▸ **Work task**: The reply must repeat each entry exactly and contain no pictures.

▸ **Entries from a dataset of interfaces**:
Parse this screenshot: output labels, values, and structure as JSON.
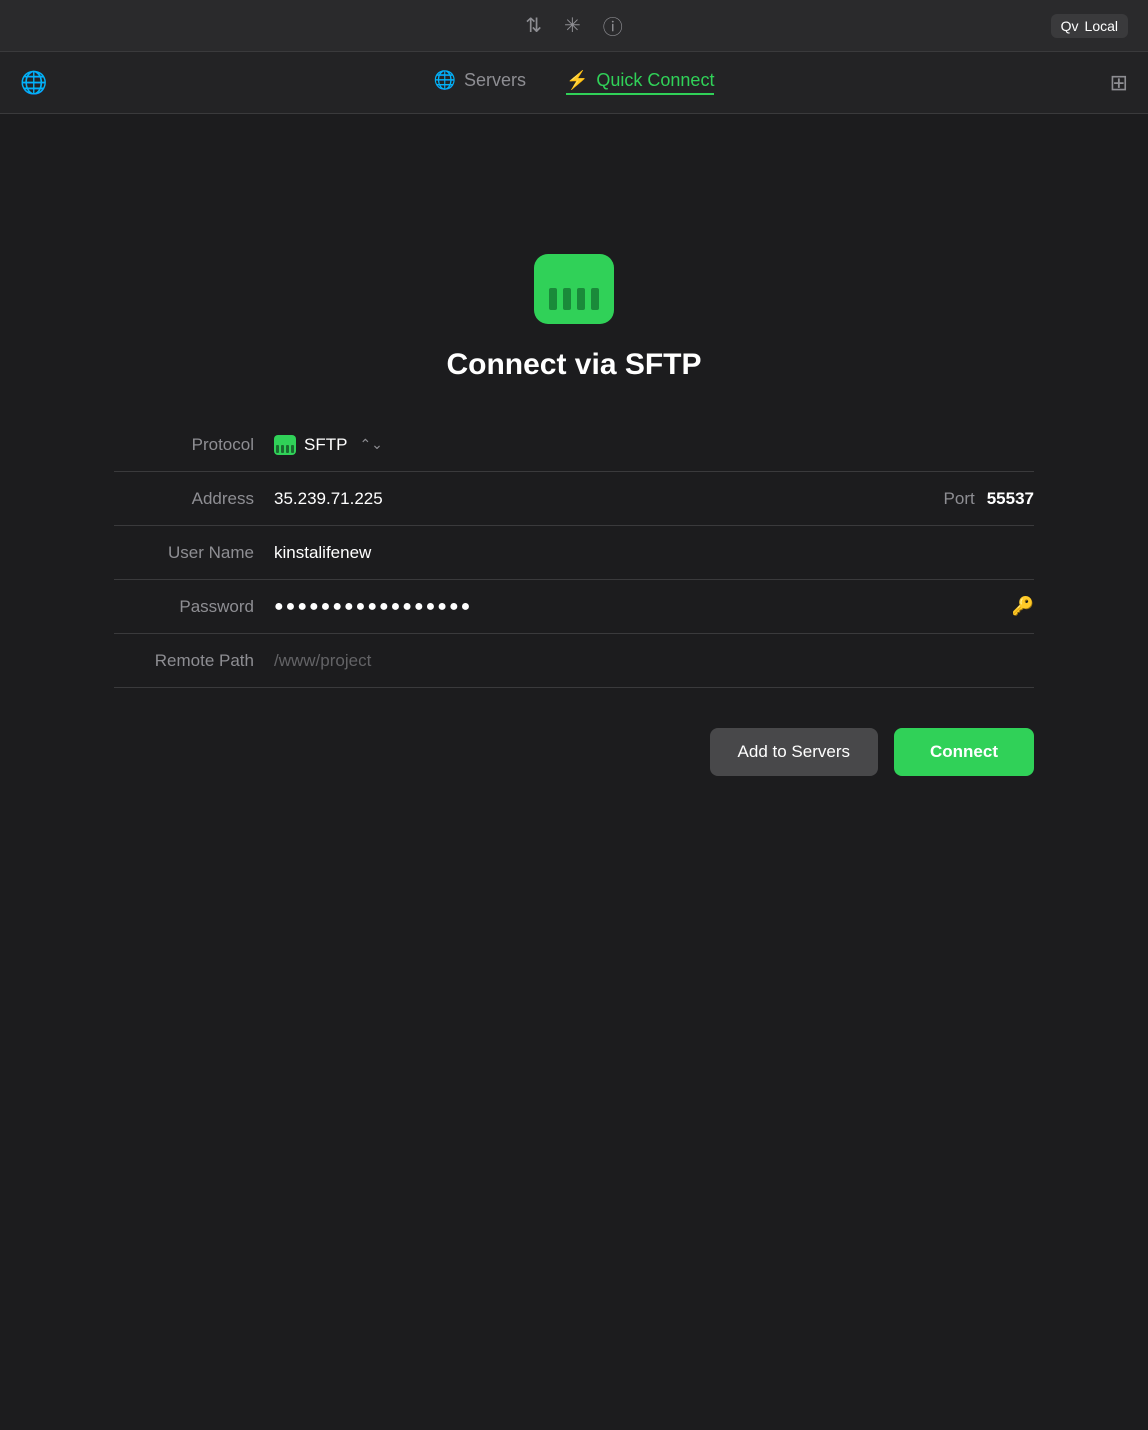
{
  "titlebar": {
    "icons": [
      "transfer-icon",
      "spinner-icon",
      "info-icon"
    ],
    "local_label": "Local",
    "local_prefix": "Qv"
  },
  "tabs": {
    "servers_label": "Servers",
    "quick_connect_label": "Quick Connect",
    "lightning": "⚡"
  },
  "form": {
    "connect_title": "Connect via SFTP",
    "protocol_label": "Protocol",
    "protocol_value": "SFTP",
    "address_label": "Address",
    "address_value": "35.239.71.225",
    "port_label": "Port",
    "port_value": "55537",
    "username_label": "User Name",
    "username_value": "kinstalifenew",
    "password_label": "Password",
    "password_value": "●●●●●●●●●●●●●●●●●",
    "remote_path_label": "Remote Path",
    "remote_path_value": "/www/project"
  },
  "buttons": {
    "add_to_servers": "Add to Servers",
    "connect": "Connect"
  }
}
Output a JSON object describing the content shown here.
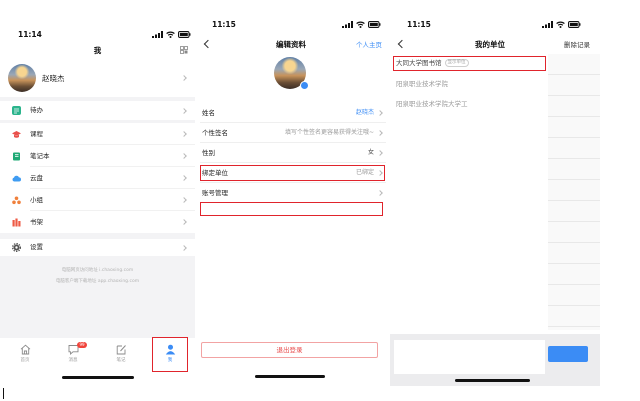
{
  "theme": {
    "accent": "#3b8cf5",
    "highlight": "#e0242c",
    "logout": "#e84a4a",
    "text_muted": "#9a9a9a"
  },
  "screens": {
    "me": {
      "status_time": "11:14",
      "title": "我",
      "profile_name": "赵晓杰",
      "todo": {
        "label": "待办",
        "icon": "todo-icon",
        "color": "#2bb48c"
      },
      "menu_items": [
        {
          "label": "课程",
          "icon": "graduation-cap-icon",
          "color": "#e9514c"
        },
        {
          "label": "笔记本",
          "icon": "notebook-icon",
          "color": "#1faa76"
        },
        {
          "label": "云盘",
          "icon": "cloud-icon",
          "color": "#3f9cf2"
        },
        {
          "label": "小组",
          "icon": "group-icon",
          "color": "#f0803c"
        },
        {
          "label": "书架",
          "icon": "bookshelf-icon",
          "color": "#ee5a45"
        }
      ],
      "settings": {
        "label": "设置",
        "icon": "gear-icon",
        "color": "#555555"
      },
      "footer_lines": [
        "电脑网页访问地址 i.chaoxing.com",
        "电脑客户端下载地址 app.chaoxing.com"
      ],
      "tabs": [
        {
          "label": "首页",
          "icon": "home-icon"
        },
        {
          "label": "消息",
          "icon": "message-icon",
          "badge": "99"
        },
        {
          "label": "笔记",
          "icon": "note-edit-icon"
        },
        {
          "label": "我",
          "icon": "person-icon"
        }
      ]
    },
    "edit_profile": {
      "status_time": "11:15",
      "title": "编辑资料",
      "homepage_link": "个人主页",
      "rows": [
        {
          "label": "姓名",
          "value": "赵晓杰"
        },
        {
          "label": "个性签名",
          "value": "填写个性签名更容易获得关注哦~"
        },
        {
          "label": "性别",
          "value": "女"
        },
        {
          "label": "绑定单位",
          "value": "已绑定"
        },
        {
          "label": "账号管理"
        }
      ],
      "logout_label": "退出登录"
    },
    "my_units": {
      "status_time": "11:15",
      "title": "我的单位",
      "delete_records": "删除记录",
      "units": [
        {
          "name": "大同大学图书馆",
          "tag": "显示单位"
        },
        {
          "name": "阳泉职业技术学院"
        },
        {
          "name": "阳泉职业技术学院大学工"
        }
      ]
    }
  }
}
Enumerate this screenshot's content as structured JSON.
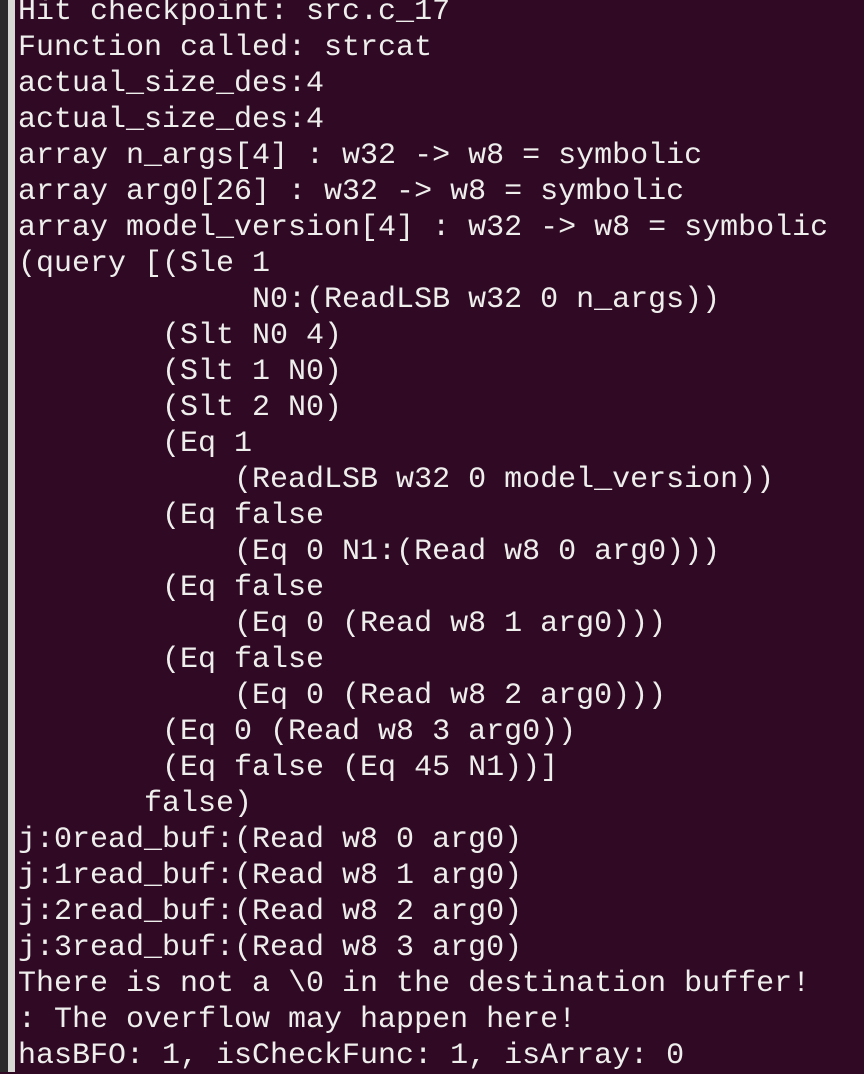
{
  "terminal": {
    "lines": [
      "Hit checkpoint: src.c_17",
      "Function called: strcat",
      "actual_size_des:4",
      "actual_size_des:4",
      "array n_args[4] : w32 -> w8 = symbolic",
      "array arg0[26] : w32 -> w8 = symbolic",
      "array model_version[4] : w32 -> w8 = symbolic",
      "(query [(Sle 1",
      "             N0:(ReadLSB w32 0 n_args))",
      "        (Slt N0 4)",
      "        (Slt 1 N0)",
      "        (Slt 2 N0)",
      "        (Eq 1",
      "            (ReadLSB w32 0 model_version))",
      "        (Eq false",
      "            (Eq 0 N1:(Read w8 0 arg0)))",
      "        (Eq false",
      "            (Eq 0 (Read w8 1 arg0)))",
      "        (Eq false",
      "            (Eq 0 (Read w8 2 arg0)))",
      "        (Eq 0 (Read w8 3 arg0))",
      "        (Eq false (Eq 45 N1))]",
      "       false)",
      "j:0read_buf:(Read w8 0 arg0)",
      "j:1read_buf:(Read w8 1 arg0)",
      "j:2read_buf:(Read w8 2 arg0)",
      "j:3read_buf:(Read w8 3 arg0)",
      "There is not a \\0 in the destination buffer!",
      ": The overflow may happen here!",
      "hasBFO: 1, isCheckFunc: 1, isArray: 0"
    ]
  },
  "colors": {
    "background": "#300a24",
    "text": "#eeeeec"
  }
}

▸ **Solution for this problem**:
Parse this screenshot: output labels, values, and structure as JSON.
{
  "titlebar": {
    "icons": [
      "transfer-icon",
      "spinner-icon",
      "info-icon"
    ],
    "local_label": "Local",
    "local_prefix": "Qv"
  },
  "tabs": {
    "servers_label": "Servers",
    "quick_connect_label": "Quick Connect",
    "lightning": "⚡"
  },
  "form": {
    "connect_title": "Connect via SFTP",
    "protocol_label": "Protocol",
    "protocol_value": "SFTP",
    "address_label": "Address",
    "address_value": "35.239.71.225",
    "port_label": "Port",
    "port_value": "55537",
    "username_label": "User Name",
    "username_value": "kinstalifenew",
    "password_label": "Password",
    "password_value": "●●●●●●●●●●●●●●●●●",
    "remote_path_label": "Remote Path",
    "remote_path_value": "/www/project"
  },
  "buttons": {
    "add_to_servers": "Add to Servers",
    "connect": "Connect"
  }
}
Output a JSON object describing the content shown here.
{
  "theme": {
    "accent": "#3b8cf5",
    "highlight": "#e0242c",
    "logout": "#e84a4a",
    "text_muted": "#9a9a9a"
  },
  "screens": {
    "me": {
      "status_time": "11:14",
      "title": "我",
      "profile_name": "赵晓杰",
      "todo": {
        "label": "待办",
        "icon": "todo-icon",
        "color": "#2bb48c"
      },
      "menu_items": [
        {
          "label": "课程",
          "icon": "graduation-cap-icon",
          "color": "#e9514c"
        },
        {
          "label": "笔记本",
          "icon": "notebook-icon",
          "color": "#1faa76"
        },
        {
          "label": "云盘",
          "icon": "cloud-icon",
          "color": "#3f9cf2"
        },
        {
          "label": "小组",
          "icon": "group-icon",
          "color": "#f0803c"
        },
        {
          "label": "书架",
          "icon": "bookshelf-icon",
          "color": "#ee5a45"
        }
      ],
      "settings": {
        "label": "设置",
        "icon": "gear-icon",
        "color": "#555555"
      },
      "footer_lines": [
        "电脑网页访问地址 i.chaoxing.com",
        "电脑客户端下载地址 app.chaoxing.com"
      ],
      "tabs": [
        {
          "label": "首页",
          "icon": "home-icon"
        },
        {
          "label": "消息",
          "icon": "message-icon",
          "badge": "99"
        },
        {
          "label": "笔记",
          "icon": "note-edit-icon"
        },
        {
          "label": "我",
          "icon": "person-icon"
        }
      ]
    },
    "edit_profile": {
      "status_time": "11:15",
      "title": "编辑资料",
      "homepage_link": "个人主页",
      "rows": [
        {
          "label": "姓名",
          "value": "赵晓杰"
        },
        {
          "label": "个性签名",
          "value": "填写个性签名更容易获得关注哦~"
        },
        {
          "label": "性别",
          "value": "女"
        },
        {
          "label": "绑定单位",
          "value": "已绑定"
        },
        {
          "label": "账号管理"
        }
      ],
      "logout_label": "退出登录"
    },
    "my_units": {
      "status_time": "11:15",
      "title": "我的单位",
      "delete_records": "删除记录",
      "units": [
        {
          "name": "大同大学图书馆",
          "tag": "显示单位"
        },
        {
          "name": "阳泉职业技术学院"
        },
        {
          "name": "阳泉职业技术学院大学工"
        }
      ]
    }
  }
}
Enumerate this screenshot's content as structured JSON.
{
  "terminal": {
    "lines": [
      "Hit checkpoint: src.c_17",
      "Function called: strcat",
      "actual_size_des:4",
      "actual_size_des:4",
      "array n_args[4] : w32 -> w8 = symbolic",
      "array arg0[26] : w32 -> w8 = symbolic",
      "array model_version[4] : w32 -> w8 = symbolic",
      "(query [(Sle 1",
      "             N0:(ReadLSB w32 0 n_args))",
      "        (Slt N0 4)",
      "        (Slt 1 N0)",
      "        (Slt 2 N0)",
      "        (Eq 1",
      "            (ReadLSB w32 0 model_version))",
      "        (Eq false",
      "            (Eq 0 N1:(Read w8 0 arg0)))",
      "        (Eq false",
      "            (Eq 0 (Read w8 1 arg0)))",
      "        (Eq false",
      "            (Eq 0 (Read w8 2 arg0)))",
      "        (Eq 0 (Read w8 3 arg0))",
      "        (Eq false (Eq 45 N1))]",
      "       false)",
      "j:0read_buf:(Read w8 0 arg0)",
      "j:1read_buf:(Read w8 1 arg0)",
      "j:2read_buf:(Read w8 2 arg0)",
      "j:3read_buf:(Read w8 3 arg0)",
      "There is not a \\0 in the destination buffer!",
      ": The overflow may happen here!",
      "hasBFO: 1, isCheckFunc: 1, isArray: 0"
    ]
  },
  "colors": {
    "background": "#300a24",
    "text": "#eeeeec"
  }
}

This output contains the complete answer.